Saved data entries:
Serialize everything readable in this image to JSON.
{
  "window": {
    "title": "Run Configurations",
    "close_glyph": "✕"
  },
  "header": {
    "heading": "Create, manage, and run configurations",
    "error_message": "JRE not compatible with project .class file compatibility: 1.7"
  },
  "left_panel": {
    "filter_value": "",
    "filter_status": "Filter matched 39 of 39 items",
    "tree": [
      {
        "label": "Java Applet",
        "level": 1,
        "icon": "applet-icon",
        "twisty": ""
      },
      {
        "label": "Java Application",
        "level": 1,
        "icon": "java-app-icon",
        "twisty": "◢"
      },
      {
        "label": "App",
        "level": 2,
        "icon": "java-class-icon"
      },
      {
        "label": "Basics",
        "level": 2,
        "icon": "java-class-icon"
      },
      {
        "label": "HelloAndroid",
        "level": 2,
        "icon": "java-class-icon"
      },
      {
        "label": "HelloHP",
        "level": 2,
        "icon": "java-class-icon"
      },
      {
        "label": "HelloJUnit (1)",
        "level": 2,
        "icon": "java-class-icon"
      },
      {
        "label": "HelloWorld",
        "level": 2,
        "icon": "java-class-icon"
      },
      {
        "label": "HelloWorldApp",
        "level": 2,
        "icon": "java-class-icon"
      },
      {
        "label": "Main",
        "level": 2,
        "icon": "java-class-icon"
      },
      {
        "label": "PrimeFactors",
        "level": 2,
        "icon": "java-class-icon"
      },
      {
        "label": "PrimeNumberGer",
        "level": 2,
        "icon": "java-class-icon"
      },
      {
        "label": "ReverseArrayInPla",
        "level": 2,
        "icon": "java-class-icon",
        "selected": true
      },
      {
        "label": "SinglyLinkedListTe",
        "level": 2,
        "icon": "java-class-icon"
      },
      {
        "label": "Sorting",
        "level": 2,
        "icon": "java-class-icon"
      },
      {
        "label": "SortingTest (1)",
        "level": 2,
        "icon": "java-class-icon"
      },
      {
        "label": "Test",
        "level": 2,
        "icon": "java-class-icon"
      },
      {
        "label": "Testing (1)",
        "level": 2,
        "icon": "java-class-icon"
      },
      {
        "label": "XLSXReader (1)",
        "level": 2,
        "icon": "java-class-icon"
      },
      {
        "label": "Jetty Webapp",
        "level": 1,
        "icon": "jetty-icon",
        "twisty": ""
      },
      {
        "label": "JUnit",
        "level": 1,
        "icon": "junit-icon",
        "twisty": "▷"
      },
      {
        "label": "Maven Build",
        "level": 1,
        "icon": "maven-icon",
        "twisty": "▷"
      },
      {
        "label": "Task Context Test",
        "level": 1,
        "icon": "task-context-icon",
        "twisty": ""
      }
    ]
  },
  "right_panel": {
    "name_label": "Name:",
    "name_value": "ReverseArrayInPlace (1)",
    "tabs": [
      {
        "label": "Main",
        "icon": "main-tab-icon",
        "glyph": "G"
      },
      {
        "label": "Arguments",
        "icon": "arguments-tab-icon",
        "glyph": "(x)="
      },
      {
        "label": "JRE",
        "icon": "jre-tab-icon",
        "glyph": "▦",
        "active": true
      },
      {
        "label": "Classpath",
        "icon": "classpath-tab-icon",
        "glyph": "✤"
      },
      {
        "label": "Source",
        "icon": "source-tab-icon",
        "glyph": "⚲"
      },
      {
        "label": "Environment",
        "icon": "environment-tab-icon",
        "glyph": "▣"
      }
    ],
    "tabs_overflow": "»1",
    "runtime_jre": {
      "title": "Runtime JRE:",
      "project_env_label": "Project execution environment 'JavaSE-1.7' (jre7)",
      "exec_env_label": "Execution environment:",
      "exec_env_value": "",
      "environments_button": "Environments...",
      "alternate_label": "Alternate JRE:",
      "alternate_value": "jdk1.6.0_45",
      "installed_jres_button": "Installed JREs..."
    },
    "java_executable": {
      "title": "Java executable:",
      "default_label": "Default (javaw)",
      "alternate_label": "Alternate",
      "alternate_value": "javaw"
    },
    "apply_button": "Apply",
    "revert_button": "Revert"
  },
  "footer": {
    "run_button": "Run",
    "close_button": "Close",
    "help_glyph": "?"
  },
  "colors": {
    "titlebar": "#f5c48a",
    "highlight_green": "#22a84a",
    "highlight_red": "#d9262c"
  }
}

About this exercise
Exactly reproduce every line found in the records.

Exercise response
Serialize everything readable in this image to JSON.
{
  "window": {
    "title": "Run Configurations",
    "close_glyph": "✕"
  },
  "header": {
    "heading": "Create, manage, and run configurations",
    "error_message": "JRE not compatible with project .class file compatibility: 1.7"
  },
  "left_panel": {
    "filter_value": "",
    "filter_status": "Filter matched 39 of 39 items",
    "tree": [
      {
        "label": "Java Applet",
        "level": 1,
        "icon": "applet-icon",
        "twisty": ""
      },
      {
        "label": "Java Application",
        "level": 1,
        "icon": "java-app-icon",
        "twisty": "◢"
      },
      {
        "label": "App",
        "level": 2,
        "icon": "java-class-icon"
      },
      {
        "label": "Basics",
        "level": 2,
        "icon": "java-class-icon"
      },
      {
        "label": "HelloAndroid",
        "level": 2,
        "icon": "java-class-icon"
      },
      {
        "label": "HelloHP",
        "level": 2,
        "icon": "java-class-icon"
      },
      {
        "label": "HelloJUnit (1)",
        "level": 2,
        "icon": "java-class-icon"
      },
      {
        "label": "HelloWorld",
        "level": 2,
        "icon": "java-class-icon"
      },
      {
        "label": "HelloWorldApp",
        "level": 2,
        "icon": "java-class-icon"
      },
      {
        "label": "Main",
        "level": 2,
        "icon": "java-class-icon"
      },
      {
        "label": "PrimeFactors",
        "level": 2,
        "icon": "java-class-icon"
      },
      {
        "label": "PrimeNumberGer",
        "level": 2,
        "icon": "java-class-icon"
      },
      {
        "label": "ReverseArrayInPla",
        "level": 2,
        "icon": "java-class-icon",
        "selected": true
      },
      {
        "label": "SinglyLinkedListTe",
        "level": 2,
        "icon": "java-class-icon"
      },
      {
        "label": "Sorting",
        "level": 2,
        "icon": "java-class-icon"
      },
      {
        "label": "SortingTest (1)",
        "level": 2,
        "icon": "java-class-icon"
      },
      {
        "label": "Test",
        "level": 2,
        "icon": "java-class-icon"
      },
      {
        "label": "Testing (1)",
        "level": 2,
        "icon": "java-class-icon"
      },
      {
        "label": "XLSXReader (1)",
        "level": 2,
        "icon": "java-class-icon"
      },
      {
        "label": "Jetty Webapp",
        "level": 1,
        "icon": "jetty-icon",
        "twisty": ""
      },
      {
        "label": "JUnit",
        "level": 1,
        "icon": "junit-icon",
        "twisty": "▷"
      },
      {
        "label": "Maven Build",
        "level": 1,
        "icon": "maven-icon",
        "twisty": "▷"
      },
      {
        "label": "Task Context Test",
        "level": 1,
        "icon": "task-context-icon",
        "twisty": ""
      }
    ]
  },
  "right_panel": {
    "name_label": "Name:",
    "name_value": "ReverseArrayInPlace (1)",
    "tabs": [
      {
        "label": "Main",
        "icon": "main-tab-icon",
        "glyph": "G"
      },
      {
        "label": "Arguments",
        "icon": "arguments-tab-icon",
        "glyph": "(x)="
      },
      {
        "label": "JRE",
        "icon": "jre-tab-icon",
        "glyph": "▦",
        "active": true
      },
      {
        "label": "Classpath",
        "icon": "classpath-tab-icon",
        "glyph": "✤"
      },
      {
        "label": "Source",
        "icon": "source-tab-icon",
        "glyph": "⚲"
      },
      {
        "label": "Environment",
        "icon": "environment-tab-icon",
        "glyph": "▣"
      }
    ],
    "tabs_overflow": "»1",
    "runtime_jre": {
      "title": "Runtime JRE:",
      "project_env_label": "Project execution environment 'JavaSE-1.7' (jre7)",
      "exec_env_label": "Execution environment:",
      "exec_env_value": "",
      "environments_button": "Environments...",
      "alternate_label": "Alternate JRE:",
      "alternate_value": "jdk1.6.0_45",
      "installed_jres_button": "Installed JREs..."
    },
    "java_executable": {
      "title": "Java executable:",
      "default_label": "Default (javaw)",
      "alternate_label": "Alternate",
      "alternate_value": "javaw"
    },
    "apply_button": "Apply",
    "revert_button": "Revert"
  },
  "footer": {
    "run_button": "Run",
    "close_button": "Close",
    "help_glyph": "?"
  },
  "colors": {
    "titlebar": "#f5c48a",
    "highlight_green": "#22a84a",
    "highlight_red": "#d9262c"
  }
}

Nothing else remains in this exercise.